The latest Human Rights Watch (HRW) report titled “Israel: Apparent War Crimes in Gaza” commences with a sentence that mars the rest of its investigation and analysis. “Israeli forces’ repeated use of lethal force in the Gaza Strip since March 30 2018, against Palestinian demonstrators who posed no imminent threat to life may amount to war crimes.”
Juxtaposing “International Law and Israeli Claims” in one of the report’s sections, HRW clearly shows that “when there is doubt as to a person’s civilian status, they must be presumed to be a civilian and may not be targeted”.
Article 8(2) of the Rome Statute of the International Criminal Court gives eight acts that are considered as war crimes, among which are “wilful killing” and “wilfully causing great suffering, or serious injury to body and health” and “intentional directing attacks against civilian objects, that is, objects which are not military objectives”.
The absence of a judiciary power’s ruling leaves room for debate from a legal framework as regards accountability for war crimes. Yet the repetitive reports detailing Israeli atrocities while adorning the colonial power with the benefit of the doubt, knowing that holding Israel accountable so far has amounted to an empty slogan that is not even taken up by international diplomacy, harms Palestinian prospects severely.
HRW’s report details, from witness accounts, that the Israeli army’s snipers targeted civilians and personnel when clearly posing no threat. Palestinians were shot when moving away from the fence, unarmed. Civil defence worker Mohammad Meqdad stated: “The last people I evacuated before I was shot were three women, all in their late 20s, who were shot in the neck or in the head.” In mentioning Israel’s targeting of civil defence workers and medics, there is a reference to Razan Al-Najjar, also murdered by Israeli snipers and which the Israeli army has attempted to shield itself from accountability by stating that “no shots were deliberately or directly aimed towards her”. This latter statement purportedly renders Israeli snipers as incompetent when it is well-known the opposite is true. Yet the same rhetoric was also applied during Operation Protective Edge in 2014, when Israel attempted – and failed – to convince the world that precision targeting was not the cause of civilian deaths in Gaza.
The report also refers to Defence for Children International – Palestine documenting the killing of seven Palestinian children on 14 May.

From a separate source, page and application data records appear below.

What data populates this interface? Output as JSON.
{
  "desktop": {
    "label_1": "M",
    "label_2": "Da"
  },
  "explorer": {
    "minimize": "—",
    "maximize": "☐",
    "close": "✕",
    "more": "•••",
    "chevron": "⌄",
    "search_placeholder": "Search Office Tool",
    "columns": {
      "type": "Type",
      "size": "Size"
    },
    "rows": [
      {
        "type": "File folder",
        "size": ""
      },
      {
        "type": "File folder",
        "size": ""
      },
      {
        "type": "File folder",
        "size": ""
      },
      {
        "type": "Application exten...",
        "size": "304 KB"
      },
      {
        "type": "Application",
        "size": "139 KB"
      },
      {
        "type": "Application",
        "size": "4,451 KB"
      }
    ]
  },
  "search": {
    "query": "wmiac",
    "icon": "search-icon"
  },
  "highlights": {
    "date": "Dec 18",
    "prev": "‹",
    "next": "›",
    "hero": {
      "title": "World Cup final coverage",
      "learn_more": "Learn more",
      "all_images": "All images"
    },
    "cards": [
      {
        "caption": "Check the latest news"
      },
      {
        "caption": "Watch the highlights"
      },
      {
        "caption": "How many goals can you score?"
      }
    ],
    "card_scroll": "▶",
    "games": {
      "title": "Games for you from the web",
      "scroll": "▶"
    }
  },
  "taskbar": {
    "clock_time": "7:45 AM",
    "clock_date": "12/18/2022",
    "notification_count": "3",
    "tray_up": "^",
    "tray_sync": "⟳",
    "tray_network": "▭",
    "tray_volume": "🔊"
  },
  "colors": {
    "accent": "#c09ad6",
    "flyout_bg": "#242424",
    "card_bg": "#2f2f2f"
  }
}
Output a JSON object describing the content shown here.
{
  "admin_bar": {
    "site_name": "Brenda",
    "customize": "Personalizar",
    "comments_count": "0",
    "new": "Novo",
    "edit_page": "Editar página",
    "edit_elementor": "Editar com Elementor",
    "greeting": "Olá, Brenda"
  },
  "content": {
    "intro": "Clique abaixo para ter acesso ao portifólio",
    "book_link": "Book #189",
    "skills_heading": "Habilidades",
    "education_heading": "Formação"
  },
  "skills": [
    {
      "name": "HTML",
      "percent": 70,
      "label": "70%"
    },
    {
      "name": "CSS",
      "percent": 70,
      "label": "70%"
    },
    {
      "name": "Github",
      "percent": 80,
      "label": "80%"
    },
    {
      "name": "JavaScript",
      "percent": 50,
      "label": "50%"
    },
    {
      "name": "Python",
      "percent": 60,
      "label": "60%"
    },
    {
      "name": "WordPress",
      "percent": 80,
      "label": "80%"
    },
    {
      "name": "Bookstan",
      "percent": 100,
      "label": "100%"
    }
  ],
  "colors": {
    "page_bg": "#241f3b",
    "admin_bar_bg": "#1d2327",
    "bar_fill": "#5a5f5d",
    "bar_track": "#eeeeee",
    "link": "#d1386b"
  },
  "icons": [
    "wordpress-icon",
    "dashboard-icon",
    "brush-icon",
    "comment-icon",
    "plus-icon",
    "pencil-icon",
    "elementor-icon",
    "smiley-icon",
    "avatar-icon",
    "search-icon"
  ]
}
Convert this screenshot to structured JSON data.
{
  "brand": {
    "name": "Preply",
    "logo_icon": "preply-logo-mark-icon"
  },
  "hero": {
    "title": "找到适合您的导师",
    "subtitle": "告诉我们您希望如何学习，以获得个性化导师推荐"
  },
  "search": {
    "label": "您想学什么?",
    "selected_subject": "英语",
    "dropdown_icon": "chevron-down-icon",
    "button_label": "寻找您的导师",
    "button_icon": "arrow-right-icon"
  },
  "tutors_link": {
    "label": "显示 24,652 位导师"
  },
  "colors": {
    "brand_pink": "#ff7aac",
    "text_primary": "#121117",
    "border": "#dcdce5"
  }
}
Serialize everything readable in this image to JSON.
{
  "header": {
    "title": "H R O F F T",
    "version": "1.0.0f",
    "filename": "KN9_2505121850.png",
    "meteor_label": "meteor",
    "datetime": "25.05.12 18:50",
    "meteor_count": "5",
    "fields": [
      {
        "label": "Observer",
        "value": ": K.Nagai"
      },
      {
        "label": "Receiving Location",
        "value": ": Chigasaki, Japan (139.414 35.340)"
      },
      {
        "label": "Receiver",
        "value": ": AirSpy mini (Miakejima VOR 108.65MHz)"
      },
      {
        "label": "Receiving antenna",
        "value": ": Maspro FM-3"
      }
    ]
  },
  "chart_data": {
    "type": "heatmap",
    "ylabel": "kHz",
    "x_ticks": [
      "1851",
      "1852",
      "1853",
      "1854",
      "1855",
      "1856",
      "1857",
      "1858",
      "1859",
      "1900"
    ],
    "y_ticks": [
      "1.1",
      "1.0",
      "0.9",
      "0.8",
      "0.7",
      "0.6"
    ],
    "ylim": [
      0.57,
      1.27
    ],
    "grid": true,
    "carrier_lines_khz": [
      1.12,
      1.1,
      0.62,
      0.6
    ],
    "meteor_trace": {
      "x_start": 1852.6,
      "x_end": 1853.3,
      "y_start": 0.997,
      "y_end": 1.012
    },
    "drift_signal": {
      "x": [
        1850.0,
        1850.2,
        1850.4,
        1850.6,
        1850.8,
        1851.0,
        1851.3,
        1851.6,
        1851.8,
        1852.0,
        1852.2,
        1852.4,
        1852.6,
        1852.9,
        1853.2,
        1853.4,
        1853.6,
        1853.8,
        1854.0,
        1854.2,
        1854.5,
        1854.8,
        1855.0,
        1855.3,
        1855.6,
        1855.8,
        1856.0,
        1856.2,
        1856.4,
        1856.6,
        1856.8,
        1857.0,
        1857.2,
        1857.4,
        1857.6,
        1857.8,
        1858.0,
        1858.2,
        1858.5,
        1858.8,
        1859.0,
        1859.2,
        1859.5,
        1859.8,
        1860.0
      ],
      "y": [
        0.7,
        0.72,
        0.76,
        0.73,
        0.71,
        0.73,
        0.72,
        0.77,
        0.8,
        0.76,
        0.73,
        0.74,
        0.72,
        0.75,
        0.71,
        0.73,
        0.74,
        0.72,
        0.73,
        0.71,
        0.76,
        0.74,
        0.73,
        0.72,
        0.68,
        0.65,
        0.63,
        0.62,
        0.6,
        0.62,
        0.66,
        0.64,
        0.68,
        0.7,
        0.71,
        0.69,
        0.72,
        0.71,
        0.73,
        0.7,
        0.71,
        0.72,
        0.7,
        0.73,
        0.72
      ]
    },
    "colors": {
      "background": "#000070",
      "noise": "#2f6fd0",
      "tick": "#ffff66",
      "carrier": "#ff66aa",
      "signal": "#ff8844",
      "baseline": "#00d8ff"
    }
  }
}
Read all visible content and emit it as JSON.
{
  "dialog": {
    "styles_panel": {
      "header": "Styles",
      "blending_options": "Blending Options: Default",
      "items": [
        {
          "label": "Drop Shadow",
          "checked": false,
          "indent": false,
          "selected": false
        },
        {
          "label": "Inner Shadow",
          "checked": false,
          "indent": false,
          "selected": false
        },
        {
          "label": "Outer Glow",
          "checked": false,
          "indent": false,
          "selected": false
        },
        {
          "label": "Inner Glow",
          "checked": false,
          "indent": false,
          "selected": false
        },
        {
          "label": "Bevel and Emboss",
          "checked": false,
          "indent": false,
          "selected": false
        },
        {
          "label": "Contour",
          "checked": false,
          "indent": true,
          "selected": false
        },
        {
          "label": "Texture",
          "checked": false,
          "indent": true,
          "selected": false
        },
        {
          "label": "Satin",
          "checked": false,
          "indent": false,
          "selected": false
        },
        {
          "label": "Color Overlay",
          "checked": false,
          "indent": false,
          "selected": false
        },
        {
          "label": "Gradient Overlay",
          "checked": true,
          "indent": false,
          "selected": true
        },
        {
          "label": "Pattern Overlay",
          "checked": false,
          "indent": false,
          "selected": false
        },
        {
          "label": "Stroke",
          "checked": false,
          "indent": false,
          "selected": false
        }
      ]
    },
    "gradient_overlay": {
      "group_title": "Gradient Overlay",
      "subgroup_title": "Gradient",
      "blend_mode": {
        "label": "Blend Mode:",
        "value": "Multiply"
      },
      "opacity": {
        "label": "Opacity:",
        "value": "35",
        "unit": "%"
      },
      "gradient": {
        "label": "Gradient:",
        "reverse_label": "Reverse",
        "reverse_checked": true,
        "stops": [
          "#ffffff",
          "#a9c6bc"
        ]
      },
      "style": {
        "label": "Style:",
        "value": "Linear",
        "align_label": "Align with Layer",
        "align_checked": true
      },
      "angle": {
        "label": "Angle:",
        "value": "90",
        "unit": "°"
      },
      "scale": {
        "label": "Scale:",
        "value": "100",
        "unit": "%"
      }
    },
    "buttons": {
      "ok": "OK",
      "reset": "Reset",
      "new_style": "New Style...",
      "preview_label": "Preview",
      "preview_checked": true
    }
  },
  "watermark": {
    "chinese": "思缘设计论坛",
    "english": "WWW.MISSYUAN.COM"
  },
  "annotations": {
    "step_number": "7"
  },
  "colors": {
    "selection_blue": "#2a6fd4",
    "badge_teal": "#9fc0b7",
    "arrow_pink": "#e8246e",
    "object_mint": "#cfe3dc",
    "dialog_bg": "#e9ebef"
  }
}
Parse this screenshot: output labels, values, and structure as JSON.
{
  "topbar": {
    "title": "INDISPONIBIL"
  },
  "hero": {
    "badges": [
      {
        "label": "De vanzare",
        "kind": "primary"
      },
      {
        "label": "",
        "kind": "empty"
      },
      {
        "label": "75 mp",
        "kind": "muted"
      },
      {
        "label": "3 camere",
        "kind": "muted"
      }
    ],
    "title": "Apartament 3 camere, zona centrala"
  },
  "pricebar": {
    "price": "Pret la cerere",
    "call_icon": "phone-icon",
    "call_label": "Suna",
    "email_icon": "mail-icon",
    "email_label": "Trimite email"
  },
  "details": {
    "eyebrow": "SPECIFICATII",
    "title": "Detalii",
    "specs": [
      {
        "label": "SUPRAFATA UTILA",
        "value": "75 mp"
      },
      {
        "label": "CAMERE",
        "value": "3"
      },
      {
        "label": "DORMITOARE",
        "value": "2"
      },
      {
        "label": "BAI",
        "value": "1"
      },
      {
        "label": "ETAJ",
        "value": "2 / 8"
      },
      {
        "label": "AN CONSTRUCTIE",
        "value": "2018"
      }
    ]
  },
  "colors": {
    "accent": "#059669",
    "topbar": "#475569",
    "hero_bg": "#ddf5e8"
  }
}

Another witness, Samer Nasser, described how he had attempted to evacuate a wounded man when Israeli forces again targeted the injured with a shot to his head and killed him.
Despite all the detailed atrocities, the recommendations offered by HRW are for the UN General Assembly to “support a resolution that calls for exploring measures to guarantee the protection of Palestinians in Gaza”, as well as a UN inquiry to identify the Israeli officials responsible for the killings. Both suggestions are not feasible for Palestinians.
According the resolution adopted by the UN General Assembly, the UN Secretary General has 60 days in which he has to presnent “proposals on ways and means for ensuring the safety, protection and well-being of the Palestinian civilian population under Israeli occupation, including recommendations regarding an international protection mechanism”.
It must be remembered that when the international community was strongly in favour of an interventionist agenda there was no delay between resolution and implementation – the result being additional “collateral damage” sponsored by the international community.
In this case, the delay allows Israel to increase the number of victims while giving the UN enough time to mellow the resolution into another purportedly neutral stance that gives Israel additional advantage. Is there any recognition of the fact that resolutions to ostensibly protect Palestinians can be rendered obsolete not by the usual UN inaction, but a unified effort to dismantle Israel’s colonial project?
The views expressed in this article belong to the author and do not necessarily reflect the editorial policy of Middle East Monitor.